  • One example of a code that’s too vague: H57.9 (Unspecified disorder of eye and adnexa). You'll also need to watch out for code-first Sequencing conventions such as G99.2 (Myelopathy eases classified elsewhere), and codes that are unlikely to be used in home care or restricted to acute care settings. Note: If you needed another reason to avoid simply copying codes previously used by the hospital or clinic where the patient had an inpatient Stay, this is one.

  • Understand what to do if the primary diagnosis changes.

    Diagnoses codes that are too vague - meaning the code does not provide adequate information to support the need for home health services - Won't fit into any of the groupings under PDGM. Neither will manifestation codes that are subject to a manifestation/etiology convention and require the etiology code to be reported as the Principal diagnosis.

  • Two 30-day payment periods are allowed to have two different case-mix groups to reflect Changes in patient condition, CMS says.
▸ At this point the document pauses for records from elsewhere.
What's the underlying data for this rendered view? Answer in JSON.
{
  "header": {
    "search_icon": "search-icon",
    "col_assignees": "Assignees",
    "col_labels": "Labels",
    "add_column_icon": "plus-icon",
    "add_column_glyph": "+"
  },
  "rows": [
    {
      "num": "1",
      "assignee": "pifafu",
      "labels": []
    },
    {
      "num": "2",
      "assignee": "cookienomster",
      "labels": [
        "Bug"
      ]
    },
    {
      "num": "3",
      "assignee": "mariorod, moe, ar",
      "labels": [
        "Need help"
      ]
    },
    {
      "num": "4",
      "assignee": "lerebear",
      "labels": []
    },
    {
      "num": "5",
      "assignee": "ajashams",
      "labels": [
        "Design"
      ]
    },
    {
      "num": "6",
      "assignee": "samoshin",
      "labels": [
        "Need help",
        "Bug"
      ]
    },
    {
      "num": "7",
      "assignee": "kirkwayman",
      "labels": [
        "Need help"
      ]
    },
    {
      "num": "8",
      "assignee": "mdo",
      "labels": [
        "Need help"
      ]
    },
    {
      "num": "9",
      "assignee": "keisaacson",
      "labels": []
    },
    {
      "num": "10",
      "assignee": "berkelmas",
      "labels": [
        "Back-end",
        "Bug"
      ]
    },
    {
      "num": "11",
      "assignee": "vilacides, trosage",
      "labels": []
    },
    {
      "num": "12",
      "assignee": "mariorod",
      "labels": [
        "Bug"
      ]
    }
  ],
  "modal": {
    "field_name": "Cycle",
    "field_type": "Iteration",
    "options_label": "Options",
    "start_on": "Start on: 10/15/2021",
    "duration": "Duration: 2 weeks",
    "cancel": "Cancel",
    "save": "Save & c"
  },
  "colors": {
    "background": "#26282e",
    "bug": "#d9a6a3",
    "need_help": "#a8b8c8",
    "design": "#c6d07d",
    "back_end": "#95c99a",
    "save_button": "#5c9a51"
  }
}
However, Similar to PPS, the case mix group cannot be adjusted within each 30-day period.

    If the primary diagnosis changes between the first and second 30-day period, only the claim for the second 30-day period should reflect the new diagnosis. If, for example, the patient suffers a fall before the start of a second, contiguous 30-day period, agencies shouldn’t change the claim for the first 30-day Period.

    CMS explains that the revised Home Health Conditions of Participation (CoPs) already require agencies update the comprehensive assessment if a patient experiences a significant change in condition [§484.55(d)(1) (ii); G546]. In this scenario, a follow-up assessment should be submitted at the start of the second 30-day payment period to reflect the change in functional level. The second 30-day claim would then be grouped into the appropriate case-mix group.

  • Take heed of the process for returning claims.

    CMS clearly outlines the expectation for what will happen when a claim is returned to the provider because it doesn’t have a primary diagnosis that fits into one of the available clinica] groups.

  • CMS notes that updating the primary diagnosis with a more specific or appropriate code would not be considered “up-coding,” as long as there is documentation clearly supporting the need for services and that the physician signs and dates any changes in the plan of care. When a claim is returned for more specific coding. CMS expects the diagnosis on the plan of care to be corrected, too.

  • Know when wound care grouping is appropriate.

    CMS states that for a payment period to be grouped into the wound category, the diagnosis on the claim must reflect a break in skin integrity "for which clinical practice guidelines involve wound care necessitating skilled nursing services."

  • A diagnosis simply indicating infection may or may not demand wound care.